“A lot of our companies have worked with us for decades, and rely on us for creating a pipeline of future full-time employees,” Alanson said.
At the Icahn School of Medicine at Mount Sinai in New York, internship offerings have been expanded by reallocating travel and housing funding. Professor Luz Claudio directs several medical and research internship programs funded by the National Institutes of Health. This year, the International Exchange Program for Minority Students received 400 applications for 10 positions, she said.
“There were a lot of really good applicants in that pool,” Claudio said. “I want to get more interns, not less.” Her internships are pivotal for students because they are paid, can provide required credits and allow publication of journal articles, which pave the way to graduate programs.
The biggest issue Claudio faces during the pandemic is how to make programs virtual. She said most of her projects are transforming from in-person lab work to remote analysis of existing data.
“I can just envision [them] becoming transactional, and turning into what the gig economy has become.”
Jennifer Clinton is chief executive of Cultural Vistas, an organization that annually hosts 5,000 international interns to work with 1,000 companies, including Google, Adobe and Siemens. She worries that low-quality virtualization of internships will persist after the coronavirus has receded. “We have to be really mindful about providing support to young people.”
Clinton said none of her 2,000 internships already underway have been cancelled. But travel restrictions, visa complications and university closures have caused almost all of her summer programs to be postponed or scrubbed entirely.
“We’re reorganizing ourselves to see what going into fully scaled remote internships would look like,” she said.
For internships aimed at low-income college students, the answer to the pandemic question has been online skills classes and mentoring. College to Congress places students in Congressional internships, but that’s not feasible in the current climate. CEO Audrey Henson said her program has released an online training program, College to Congress University, available free to all students.
First Workings is pivoting in a similar fashion, shifting its high school internships for lower income youth at companies like Morgan Stanley and Nasdaq to a summer of virtual learning. Each intern will be assigned an online mentor at their company.
Despite the Covid-19 crisis, the demand for internships remains strong as many students worry there won’t be many opportunities in the foreseeable future. Jazmine Valencia, CEO of musician management and marketing firm JV Agency, said she’s been besieged with applications. “I did 20 back-to-back phone interviews yesterday, for ten spots. They are asking to work [immediately], all hours, with indefinite end dates.”
The intern anxiety list is topped by graduate international students already in the U.S. Most are seeking a company to sponsor a long-term visa.
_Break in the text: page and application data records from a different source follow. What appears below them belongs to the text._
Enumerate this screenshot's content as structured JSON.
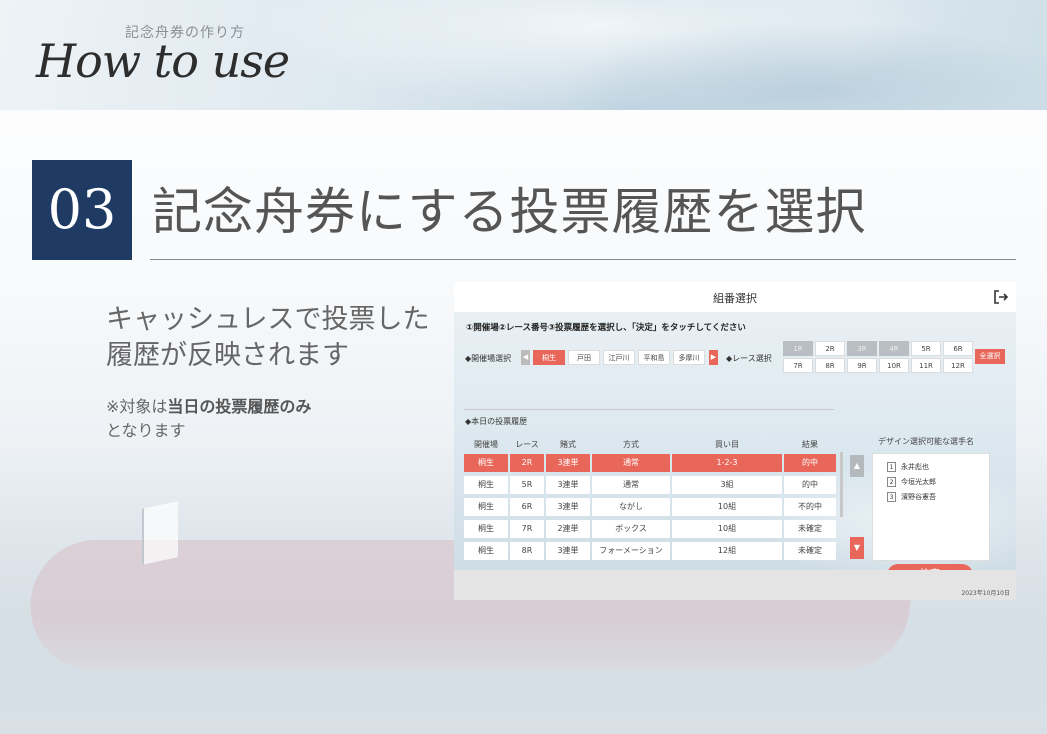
{
  "header": {
    "subtitle": "記念舟券の作り方",
    "script_title": "How to use"
  },
  "step": {
    "number": "03",
    "title": "記念舟券にする投票履歴を選択"
  },
  "description": {
    "line1": "キャッシュレスで投票した",
    "line2": "履歴が反映されます",
    "note_prefix": "※対象は",
    "note_bold": "当日の投票履歴のみ",
    "note_suffix": "となります"
  },
  "app": {
    "title": "組番選択",
    "instruction": "①開催場②レース番号③投票履歴を選択し、「決定」をタッチしてください",
    "venue_label": "◆開催場選択",
    "race_label": "◆レース選択",
    "venues": [
      "桐生",
      "戸田",
      "江戸川",
      "平和島",
      "多摩川"
    ],
    "selected_venue": "桐生",
    "race_buttons": [
      "1R",
      "2R",
      "3R",
      "4R",
      "5R",
      "6R",
      "7R",
      "8R",
      "9R",
      "10R",
      "11R",
      "12R"
    ],
    "disabled_races": [
      "1R",
      "3R",
      "4R"
    ],
    "all_select": "全選択",
    "history_label": "◆本日の投票履歴",
    "table": {
      "headers": [
        "開催場",
        "レース",
        "賭式",
        "方式",
        "買い目",
        "結果"
      ],
      "rows": [
        {
          "venue": "桐生",
          "race": "2R",
          "bet": "3連単",
          "method": "通常",
          "pick": "1-2-3",
          "result": "的中",
          "selected": true
        },
        {
          "venue": "桐生",
          "race": "5R",
          "bet": "3連単",
          "method": "通常",
          "pick": "3組",
          "result": "的中",
          "selected": false
        },
        {
          "venue": "桐生",
          "race": "6R",
          "bet": "3連単",
          "method": "ながし",
          "pick": "10組",
          "result": "不的中",
          "selected": false
        },
        {
          "venue": "桐生",
          "race": "7R",
          "bet": "2連単",
          "method": "ボックス",
          "pick": "10組",
          "result": "未確定",
          "selected": false
        },
        {
          "venue": "桐生",
          "race": "8R",
          "bet": "3連単",
          "method": "フォーメーション",
          "pick": "12組",
          "result": "未確定",
          "selected": false
        }
      ]
    },
    "racer_label": "デザイン選択可能な選手名",
    "racers": [
      {
        "no": "1",
        "name": "永井彪也"
      },
      {
        "no": "2",
        "name": "今垣光太郎"
      },
      {
        "no": "3",
        "name": "濱野谷憲吾"
      }
    ],
    "decide": "決定",
    "date": "2023年10月10日",
    "colors": {
      "accent": "#e8675a",
      "navy": "#1f3b63"
    }
  }
}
More than 40% of the MBA students overseen by Kies at Yale’s New Haven, Connecticut, campus hold international passports, she said. Local Connecticut companies, long overlooked by Yale students for internships, are now suddenly attractive because they don’t require students to relocate during a pandemic.
Kies has been conducting mock virtual interviews, reminding students to dress formally even though their Skype or Facetime interviewer may be in shorts and a t-shirt, or holding a baby. She also counsels them to spot pandemic-related opportunities.
“What organizations have problems that need solving right now?” Kies asks the students. The list is a long one.